The following is the entirety of the memorial:
Some account of the last sickness, expressions, and death, of Ruth Walton, wife of Benjamin Walton, of Pike Run Township, Washington County, and state of Pennsylvania.
She was confined about six months, with a complication of painful disorders, which she endeavored to bear with patience. In the fore part of her sickness, she expressed to some friends, who had a favored opportunity with her and family, a concern which had often been on her mind, and especially of late, that Friends might transact their church business in th life, and avoid all forms that did not add weight to the cause; and she was particularly exercised about the manner of some Preparative Meetings answering the queries, which she thought was in too easy, formal a way, and the meeting did not get down into a close inspection of its state; so that where deficiencies were found, care might be taken to have them removed.
She in an affectionate manner, expressed to her husband, a few weeks before her death, that she thought her stay with him would not be long; and that she had found it to be a great thing to be wholly weaned from the world; yet she fully believed that when she went, she should go in innocency.
She manifested a care during her confinement, not to express more of her state of mind, or assurance of future peace, than she sensibly felt; though when inquired of, she gave full satisfaction in that respect, in a modest way.
She dictated a letter to such of her children who were married, and settled at a distance, wherein she manifested a desire that their affections might be so weaned from the things of time as to make suitable preparation for eternity; and that they might attend to this important business whilst in health, and be ready to wait on the pains of the body, when brought to such a time as had then fallen to her lot.
She was very much concerned for her children, who were unmarried; tenderly and pressingly exhorting them to plainness and sobriety. Her care was not altogether confined to her own; but she took opportunities to communicate to others, what impressed her mind concerning them.
At one time, she had her present children called to her, and expressed to them, and several other Friends, to the following import; which she afterwards desired might be spread amongst Friends, viz.: --
Having my mind gathered inward, and viewing time near a close, and eternity at hand, I heard a voice intelligible to mine inward ear, saying, call in thy sons and thy daughters, and tell them I have no pleasure in prodigal sons and daughters, or haughty sons and daughters; tell them that I loathe all these; and the cause appeared plain to my understanding, why they were called prodigal and haughty sons and daughters; and it was thus said - they run on in their own wills, and do not ask counsel of me, nor of them whom I have placed as counsellors; but have chosen their own ways, and run out into the vain and foolish fashions of the world, the sons in their prodigal dress, and the daughters in their short waists, and round head dress; these things I feel the Lord's controversy to be against; these things have lain heavy on my mind for several days, but through the Lord's tender mercy, I have been abilitated to relieve my mind towards my dear children, now present; but I feel the concern to extend further, having observed with sorrow of heart, Friends' children pursuing the vanity of dress, and some of the dear babes trained up in it; for these things my heart mourns. Oh! parents, what are you about; know assuredly, that inquisition for blood will be made; what will you answer the Lord when it is demanded of you, what have you done with those tender lambs committed to your care. I desire that every class may be aroused to consider these things, that they may know what they shall answer when they are called to an account, and in a particular manner, the Elders, and all the watchmen and watchwomen to whom the care of the flock is committed. Oh! saith my soul, that you, through a faithful discharge of duty, may render up your accounts with joy, and not with grief.

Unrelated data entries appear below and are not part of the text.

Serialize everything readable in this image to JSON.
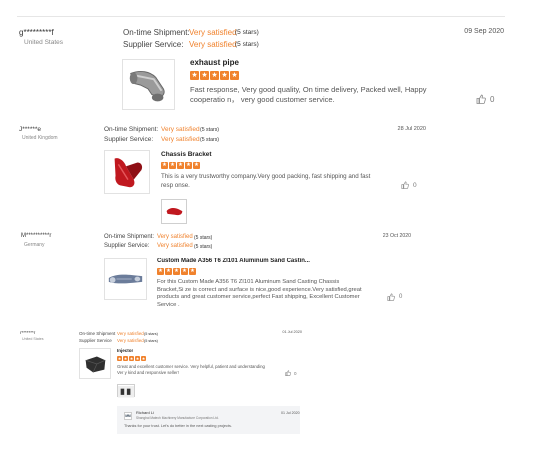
{
  "labels": {
    "shipment": "On-time Shipment:",
    "service": "Supplier Service:"
  },
  "labels_small": {
    "shipment": "On-time Shipment",
    "service": "Supplier Service"
  },
  "reviews": [
    {
      "user": "g*********f",
      "country": "United States",
      "date": "09 Sep 2020",
      "shipment_rating": "Very satisfied",
      "shipment_stars": "(5 stars)",
      "service_rating": "Very satisfied",
      "service_stars": "(5 stars)",
      "product": "exhaust pipe",
      "comment": "Fast response, Very good quality, On time delivery, Packed well, Happy cooperatio n， very good customer service.",
      "likes": "0"
    },
    {
      "user": "J******e",
      "country": "United Kingdom",
      "date": "28 Jul 2020",
      "shipment_rating": "Very satisfied",
      "shipment_stars": "(5 stars)",
      "service_rating": "Very satisfied",
      "service_stars": "(5 stars)",
      "product": "Chassis Bracket",
      "comment": "This is a very trustworthy company.Very good packing, fast shipping and fast resp onse.",
      "likes": "0"
    },
    {
      "user": "M**********r",
      "country": "Germany",
      "date": "23 Oct 2020",
      "shipment_rating": "Very satisfied",
      "shipment_stars": "(5 stars)",
      "service_rating": "Very satisfied",
      "service_stars": "(5 stars)",
      "product": "Custom Made A356 T6 ZI101 Aluminum Sand Castin...",
      "comment": "For this Custom Made A356 T6 ZI101 Aluminum Sand Casting Chassis Bracket,Si ze is correct and surface is nice,good experience.Very satisfied,great products and great customer service,perfect Fast shipping, Excellent Customer Service .",
      "likes": "0"
    },
    {
      "user": "r*******r",
      "country": "United States",
      "date": "01 Jul 2020",
      "shipment_rating": "Very satisfied",
      "shipment_stars": "(5 stars)",
      "service_rating": "Very satisfied",
      "service_stars": "(5 stars)",
      "product": "Injector",
      "comment": "Great and excellent customer service. Very helpful, patient and understanding Ver y kind and responsive seller!",
      "likes": "0",
      "reply": {
        "name": "Richard Li",
        "company": "Shanghai Matech Machinery Manufacture Corporation Ltd.",
        "date": "01 Jul 2020",
        "text": "Thanks for your trust. Let's do better in the next casting projects.",
        "badge": "MM"
      }
    }
  ],
  "colors": {
    "accent": "#f0822d"
  }
}
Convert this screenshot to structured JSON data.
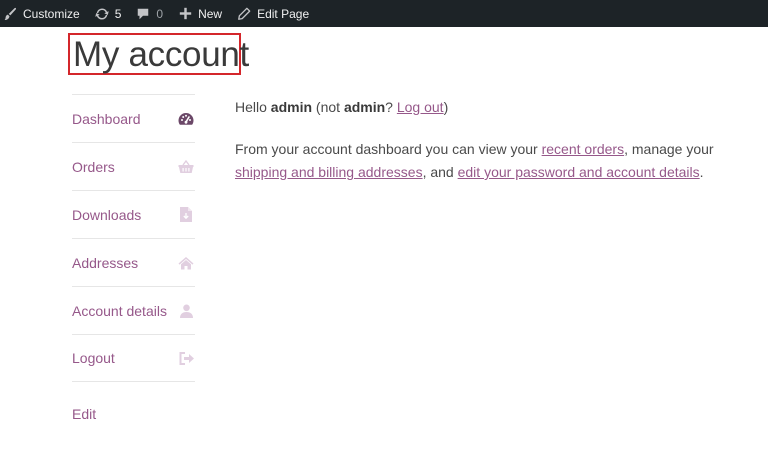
{
  "adminbar": {
    "customize": "Customize",
    "updates_count": "5",
    "comments_count": "0",
    "new_label": "New",
    "edit_page": "Edit Page"
  },
  "page": {
    "title": "My account"
  },
  "nav": {
    "items": [
      {
        "label": "Dashboard",
        "icon": "dashboard-icon",
        "active": true
      },
      {
        "label": "Orders",
        "icon": "basket-icon"
      },
      {
        "label": "Downloads",
        "icon": "file-icon"
      },
      {
        "label": "Addresses",
        "icon": "home-icon"
      },
      {
        "label": "Account details",
        "icon": "user-icon"
      },
      {
        "label": "Logout",
        "icon": "sign-out-icon"
      }
    ],
    "edit": "Edit"
  },
  "content": {
    "hello": "Hello",
    "user": "admin",
    "not_open": "(not",
    "not_user": "admin",
    "qmark": "?",
    "logout_link": "Log out",
    "close_paren": ")",
    "dash_text_1": "From your account dashboard you can view your",
    "recent_orders": "recent orders",
    "dash_text_2": ", manage your",
    "addresses_link": "shipping and billing addresses",
    "dash_text_3": ", and",
    "password_link": "edit your password and account details",
    "dash_text_4": "."
  },
  "colors": {
    "accent": "#96588a",
    "adminbar_bg": "#1d2327",
    "title_border": "#d4262b"
  }
}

She departed this life (we believe) in a sweet frame of mind, the 2d of he 6th month, 1805, in the 61st year of her age, and was interred in Friends' grave yard, at Pike Run, after which a solemn meeting was held.
Signed on behalf of Westland Monthly Meeting, held the 24th of the 8th mo., 1805, by Thomas Farquhar, Clk.
At Redstone Quarterly Meeting, held at Westland, the 2d day of the 9th mo., 1805, the above memorial was read, approved, and directed to be forwarded to the Meeting for Sufferings. Signed on behalf of said Meeting, by Thomas Farquhar, Clk.